Task item:
Nothing besides a number belongs in the answer, which is how many lines of the listing contain the string "product".

Provided data:
==============================
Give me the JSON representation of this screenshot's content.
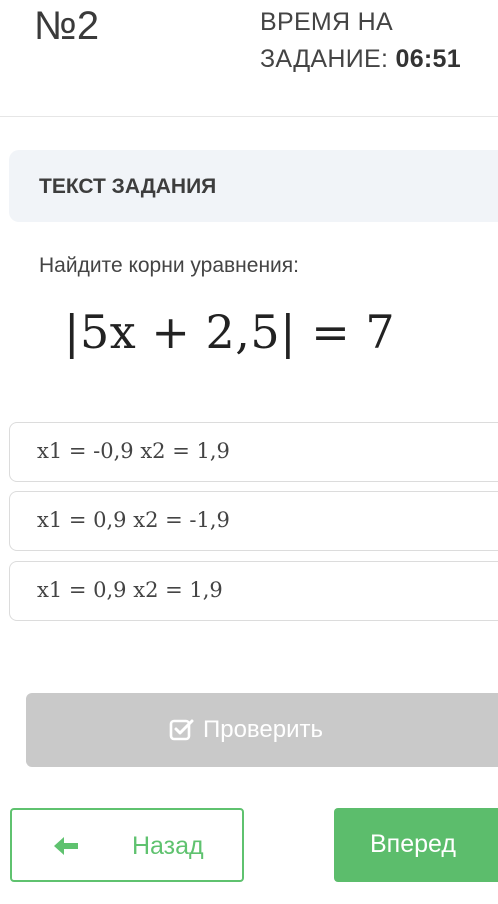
{
  "header": {
    "task_number": "№2",
    "timer_label_line1": "ВРЕМЯ НА",
    "timer_label_line2": "ЗАДАНИЕ:",
    "timer_value": "06:51"
  },
  "task": {
    "header_label": "ТЕКСТ ЗАДАНИЯ",
    "question": "Найдите корни уравнения:",
    "equation": "|5x + 2,5| = 7"
  },
  "options": [
    {
      "label": "x1 = -0,9 x2 = 1,9"
    },
    {
      "label": "x1 = 0,9 x2 = -1,9"
    },
    {
      "label": "x1 = 0,9 x2 = 1,9"
    }
  ],
  "buttons": {
    "check_label": "Проверить",
    "back_label": "Назад",
    "next_label": "Вперед"
  },
  "icons": {
    "check": "check-square-icon",
    "back": "arrow-left-icon"
  },
  "colors": {
    "accent_green": "#5cbd6c",
    "check_disabled": "#c9c9c9",
    "task_header_bg": "#f1f4f8"
  }
}
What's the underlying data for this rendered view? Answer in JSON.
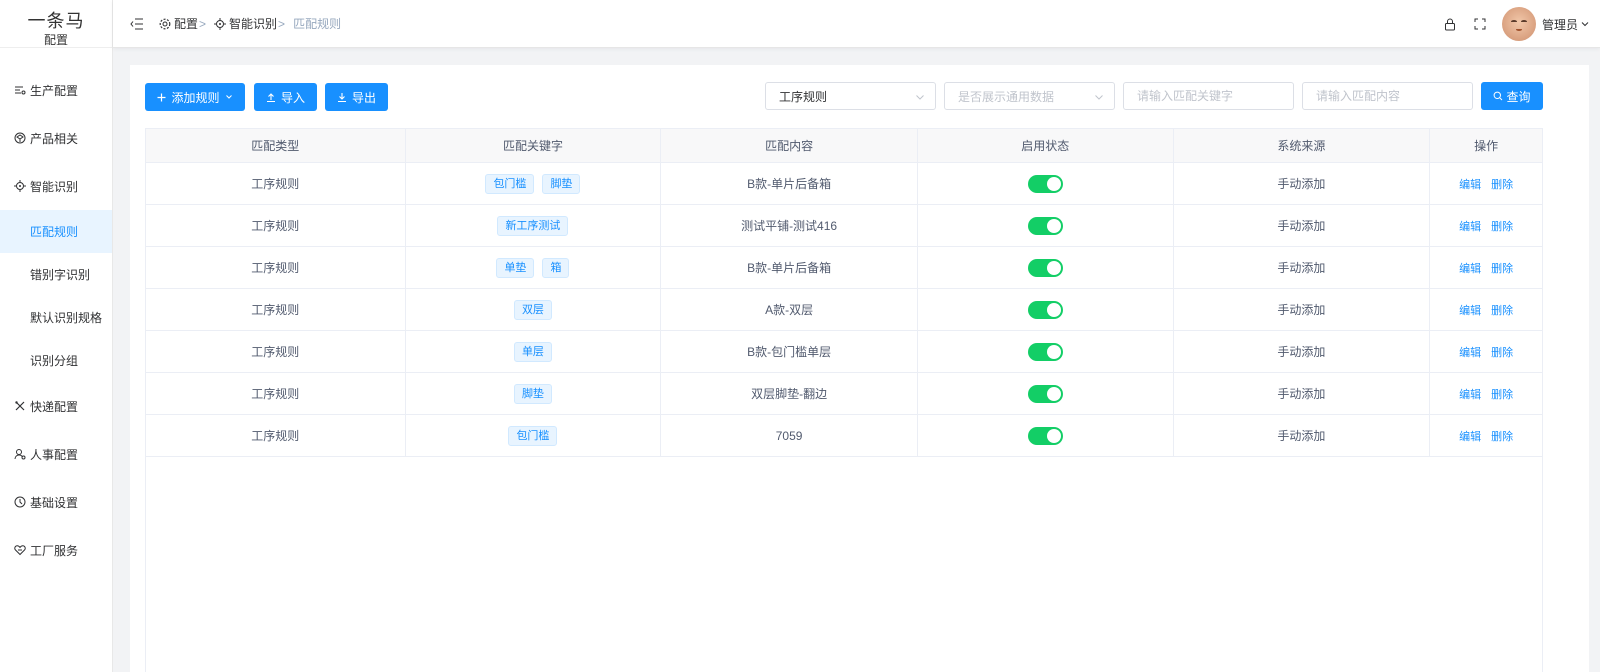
{
  "logo": {
    "title": "一条马",
    "subtitle": "配置"
  },
  "sidebar": {
    "items": [
      {
        "label": "生产配置",
        "icon": "sliders-icon"
      },
      {
        "label": "产品相关",
        "icon": "product-icon"
      },
      {
        "label": "智能识别",
        "icon": "target-icon"
      },
      {
        "label": "快递配置",
        "icon": "tools-icon"
      },
      {
        "label": "人事配置",
        "icon": "user-icon"
      },
      {
        "label": "基础设置",
        "icon": "settings-icon"
      },
      {
        "label": "工厂服务",
        "icon": "heart-icon"
      }
    ],
    "subitems": [
      "匹配规则",
      "错别字识别",
      "默认识别规格",
      "识别分组"
    ]
  },
  "breadcrumb": {
    "items": [
      "配置",
      "智能识别",
      "匹配规则"
    ],
    "separator": ">"
  },
  "header": {
    "user": "管理员"
  },
  "toolbar": {
    "add_label": "添加规则",
    "import_label": "导入",
    "export_label": "导出",
    "rule_type_value": "工序规则",
    "general_placeholder": "是否展示通用数据",
    "keyword_placeholder": "请输入匹配关键字",
    "content_placeholder": "请输入匹配内容",
    "query_label": "查询"
  },
  "table": {
    "columns": [
      "匹配类型",
      "匹配关键字",
      "匹配内容",
      "启用状态",
      "系统来源",
      "操作"
    ],
    "actions": {
      "edit": "编辑",
      "delete": "删除"
    },
    "rows": [
      {
        "type": "工序规则",
        "keywords": [
          "包门槛",
          "脚垫"
        ],
        "content": "B款-单片后备箱",
        "enabled": true,
        "source": "手动添加"
      },
      {
        "type": "工序规则",
        "keywords": [
          "新工序测试"
        ],
        "content": "测试平铺-测试416",
        "enabled": true,
        "source": "手动添加"
      },
      {
        "type": "工序规则",
        "keywords": [
          "单垫",
          "箱"
        ],
        "content": "B款-单片后备箱",
        "enabled": true,
        "source": "手动添加"
      },
      {
        "type": "工序规则",
        "keywords": [
          "双层"
        ],
        "content": "A款-双层",
        "enabled": true,
        "source": "手动添加"
      },
      {
        "type": "工序规则",
        "keywords": [
          "单层"
        ],
        "content": "B款-包门槛单层",
        "enabled": true,
        "source": "手动添加"
      },
      {
        "type": "工序规则",
        "keywords": [
          "脚垫"
        ],
        "content": "双层脚垫-翻边",
        "enabled": true,
        "source": "手动添加"
      },
      {
        "type": "工序规则",
        "keywords": [
          "包门槛"
        ],
        "content": "7059",
        "enabled": true,
        "source": "手动添加"
      }
    ]
  },
  "colors": {
    "primary": "#1890ff",
    "switch_on": "#13ce66",
    "active_bg": "#e8f4ff"
  }
}
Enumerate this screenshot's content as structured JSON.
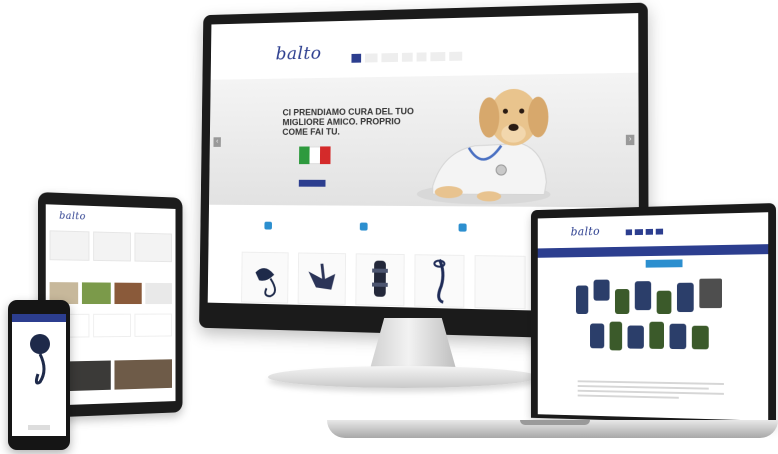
{
  "colors": {
    "brand_blue": "#2c3e8f",
    "accent_blue": "#2c8fcf",
    "device_black": "#1b1b1b",
    "silver": "#cfcfcf",
    "flag_green": "#2e9a3e",
    "flag_white": "#ffffff",
    "flag_red": "#d42a2a"
  },
  "monitor": {
    "logo": "balto",
    "hero_title": "CI PRENDIAMO CURA DEL TUO MIGLIORE AMICO. PROPRIO COME FAI TU."
  },
  "laptop": {
    "logo": "balto"
  },
  "tablet": {
    "logo": "balto"
  },
  "icons": [
    "dog-illustration",
    "italian-flag-icon",
    "product-collar-icon",
    "product-harness-icon",
    "product-brace-icon",
    "product-leash-icon"
  ]
}
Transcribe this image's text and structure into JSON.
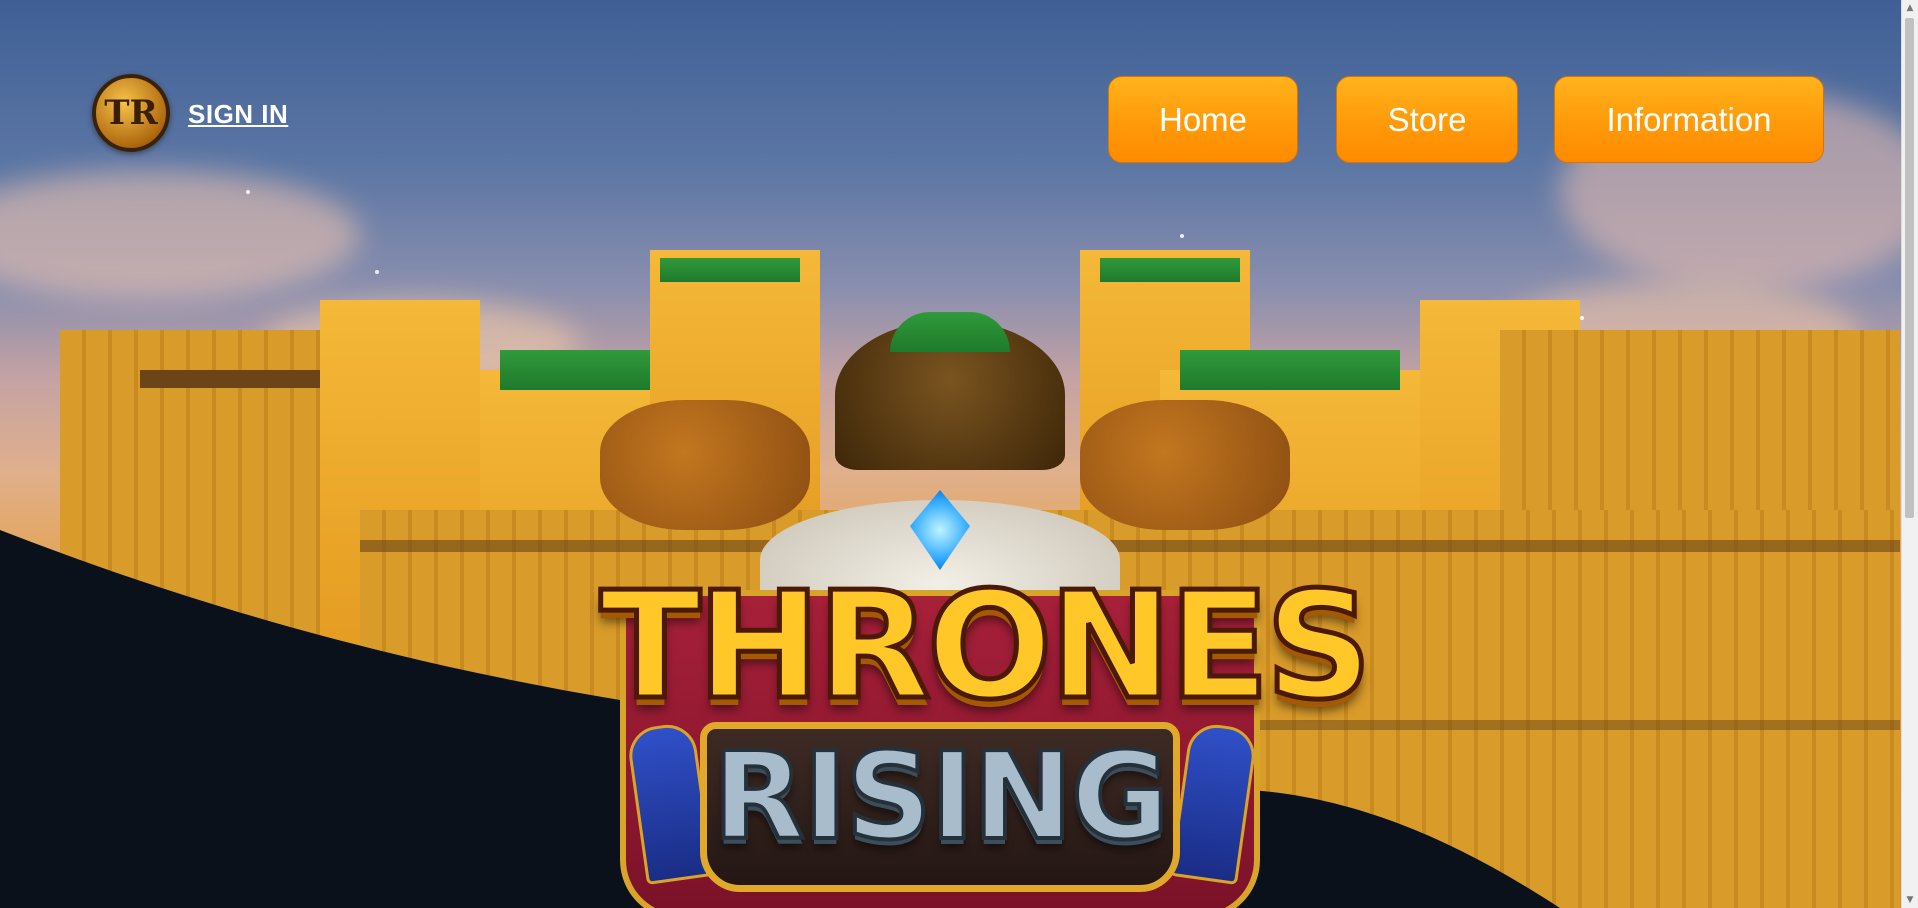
{
  "header": {
    "logo_text": "TR",
    "signin_label": "SIGN IN"
  },
  "nav": {
    "home": "Home",
    "store": "Store",
    "information": "Information"
  },
  "hero": {
    "game_title_line1": "THRONES",
    "game_title_line2": "RISING"
  },
  "colors": {
    "button_orange": "#ff9a0a",
    "dark_band": "#0b111b",
    "title_gold": "#ffc828"
  },
  "icons": {
    "logo": "tr-logo-icon",
    "scroll_up": "scroll-up-arrow-icon",
    "scroll_down": "scroll-down-arrow-icon"
  }
}
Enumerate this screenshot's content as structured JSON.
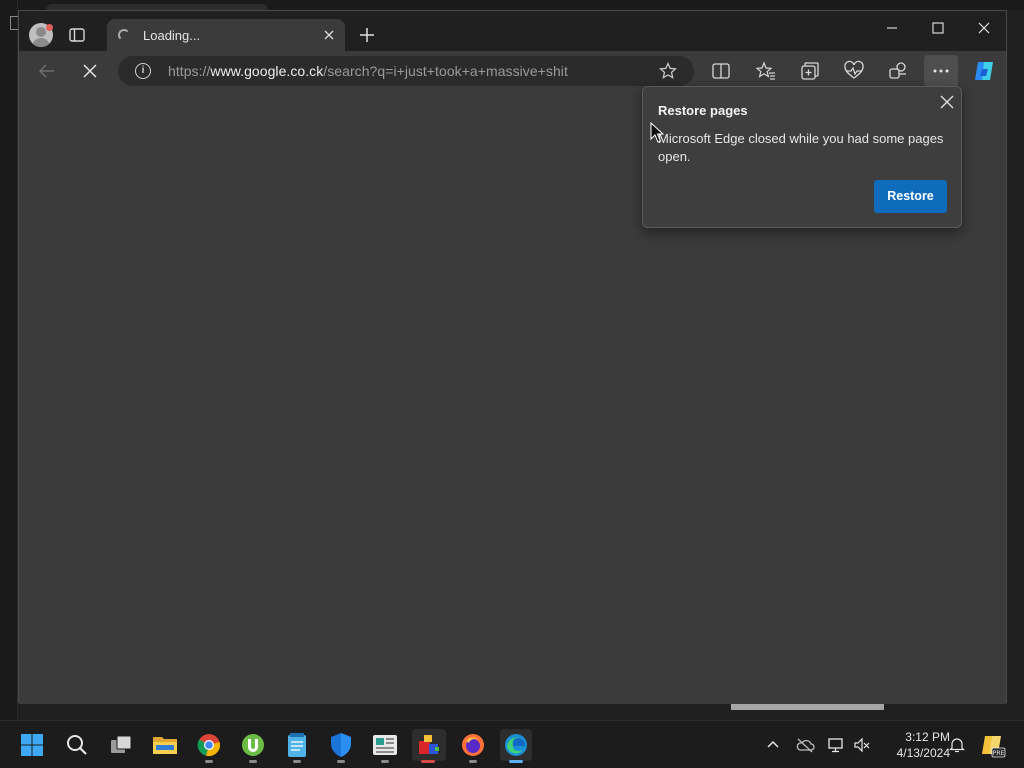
{
  "browser": {
    "tab": {
      "title": "Loading..."
    },
    "address_bar": {
      "url_scheme": "https://",
      "url_host": "www.google.co.ck",
      "url_path": "/search?q=i+just+took+a+massive+shit"
    }
  },
  "restore_popup": {
    "title": "Restore pages",
    "message": "Microsoft Edge closed while you had some pages open.",
    "button_label": "Restore"
  },
  "taskbar": {
    "apps": [
      "start",
      "search",
      "task-view",
      "file-explorer",
      "chrome",
      "utorrent",
      "notepad",
      "windows-security",
      "news",
      "app-red",
      "firefox",
      "edge"
    ],
    "clock": {
      "time": "3:12 PM",
      "date": "4/13/2024"
    }
  },
  "colors": {
    "accent": "#0f6cbd",
    "window_bg": "#3b3b3b",
    "titlebar_bg": "#202020",
    "taskbar_bg": "#1c1c1c"
  }
}
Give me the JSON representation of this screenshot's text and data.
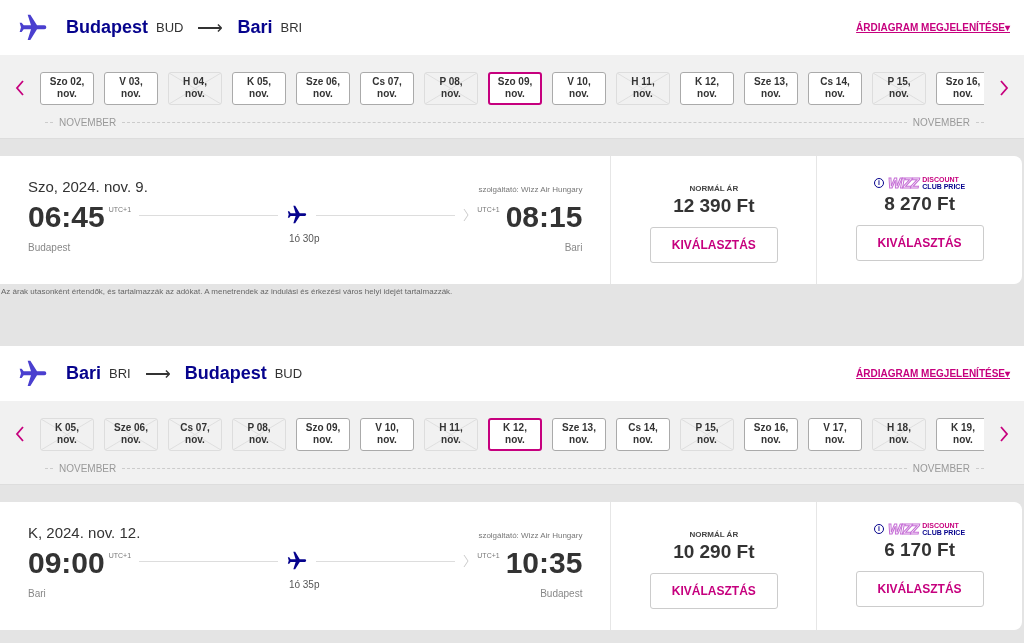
{
  "legs": [
    {
      "route": {
        "from_city": "Budapest",
        "from_code": "BUD",
        "arrow": "⟶",
        "to_city": "Bari",
        "to_code": "BRI"
      },
      "chart_link": "ÁRDIAGRAM MEGJELENÍTÉSE",
      "chart_caret": "▾",
      "dates": [
        {
          "label": "Szo 02,",
          "month": "nov.",
          "selected": false,
          "disabled": false
        },
        {
          "label": "V 03,",
          "month": "nov.",
          "selected": false,
          "disabled": false
        },
        {
          "label": "H 04,",
          "month": "nov.",
          "selected": false,
          "disabled": true
        },
        {
          "label": "K 05,",
          "month": "nov.",
          "selected": false,
          "disabled": false
        },
        {
          "label": "Sze 06,",
          "month": "nov.",
          "selected": false,
          "disabled": false
        },
        {
          "label": "Cs 07,",
          "month": "nov.",
          "selected": false,
          "disabled": false
        },
        {
          "label": "P 08,",
          "month": "nov.",
          "selected": false,
          "disabled": true
        },
        {
          "label": "Szo 09,",
          "month": "nov.",
          "selected": true,
          "disabled": false
        },
        {
          "label": "V 10,",
          "month": "nov.",
          "selected": false,
          "disabled": false
        },
        {
          "label": "H 11,",
          "month": "nov.",
          "selected": false,
          "disabled": true
        },
        {
          "label": "K 12,",
          "month": "nov.",
          "selected": false,
          "disabled": false
        },
        {
          "label": "Sze 13,",
          "month": "nov.",
          "selected": false,
          "disabled": false
        },
        {
          "label": "Cs 14,",
          "month": "nov.",
          "selected": false,
          "disabled": false
        },
        {
          "label": "P 15,",
          "month": "nov.",
          "selected": false,
          "disabled": true
        },
        {
          "label": "Szo 16,",
          "month": "nov.",
          "selected": false,
          "disabled": false
        }
      ],
      "month_left": "NOVEMBER",
      "month_right": "NOVEMBER",
      "flight": {
        "date": "Szo, 2024. nov. 9.",
        "operator": "szolgáltató: Wizz Air Hungary",
        "dep_time": "06:45",
        "dep_tz": "UTC+1",
        "arr_tz": "UTC+1",
        "arr_time": "08:15",
        "dep_city": "Budapest",
        "duration": "1ó 30p",
        "arr_city": "Bari"
      },
      "fares": [
        {
          "kind": "normal",
          "title": "NORMÁL ÁR",
          "price": "12 390 Ft",
          "button": "KIVÁLASZTÁS"
        },
        {
          "kind": "club",
          "logo_word": "WIZZ",
          "logo_top": "DISCOUNT",
          "logo_bottom": "CLUB PRICE",
          "info": "i",
          "price": "8 270 Ft",
          "button": "KIVÁLASZTÁS"
        }
      ],
      "note": "Az árak utasonként értendők, és tartalmazzák az adókat. A menetrendek az indulási és érkezési város helyi idejét tartalmazzák."
    },
    {
      "route": {
        "from_city": "Bari",
        "from_code": "BRI",
        "arrow": "⟶",
        "to_city": "Budapest",
        "to_code": "BUD"
      },
      "chart_link": "ÁRDIAGRAM MEGJELENÍTÉSE",
      "chart_caret": "▾",
      "dates": [
        {
          "label": "K 05,",
          "month": "nov.",
          "selected": false,
          "disabled": true
        },
        {
          "label": "Sze 06,",
          "month": "nov.",
          "selected": false,
          "disabled": true
        },
        {
          "label": "Cs 07,",
          "month": "nov.",
          "selected": false,
          "disabled": true
        },
        {
          "label": "P 08,",
          "month": "nov.",
          "selected": false,
          "disabled": true
        },
        {
          "label": "Szo 09,",
          "month": "nov.",
          "selected": false,
          "disabled": false
        },
        {
          "label": "V 10,",
          "month": "nov.",
          "selected": false,
          "disabled": false
        },
        {
          "label": "H 11,",
          "month": "nov.",
          "selected": false,
          "disabled": true
        },
        {
          "label": "K 12,",
          "month": "nov.",
          "selected": true,
          "disabled": false
        },
        {
          "label": "Sze 13,",
          "month": "nov.",
          "selected": false,
          "disabled": false
        },
        {
          "label": "Cs 14,",
          "month": "nov.",
          "selected": false,
          "disabled": false
        },
        {
          "label": "P 15,",
          "month": "nov.",
          "selected": false,
          "disabled": true
        },
        {
          "label": "Szo 16,",
          "month": "nov.",
          "selected": false,
          "disabled": false
        },
        {
          "label": "V 17,",
          "month": "nov.",
          "selected": false,
          "disabled": false
        },
        {
          "label": "H 18,",
          "month": "nov.",
          "selected": false,
          "disabled": true
        },
        {
          "label": "K 19,",
          "month": "nov.",
          "selected": false,
          "disabled": false
        }
      ],
      "month_left": "NOVEMBER",
      "month_right": "NOVEMBER",
      "flight": {
        "date": "K, 2024. nov. 12.",
        "operator": "szolgáltató: Wizz Air Hungary",
        "dep_time": "09:00",
        "dep_tz": "UTC+1",
        "arr_tz": "UTC+1",
        "arr_time": "10:35",
        "dep_city": "Bari",
        "duration": "1ó 35p",
        "arr_city": "Budapest"
      },
      "fares": [
        {
          "kind": "normal",
          "title": "NORMÁL ÁR",
          "price": "10 290 Ft",
          "button": "KIVÁLASZTÁS"
        },
        {
          "kind": "club",
          "logo_word": "WIZZ",
          "logo_top": "DISCOUNT",
          "logo_bottom": "CLUB PRICE",
          "info": "i",
          "price": "6 170 Ft",
          "button": "KIVÁLASZTÁS"
        }
      ]
    }
  ]
}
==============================
Expected answer:
5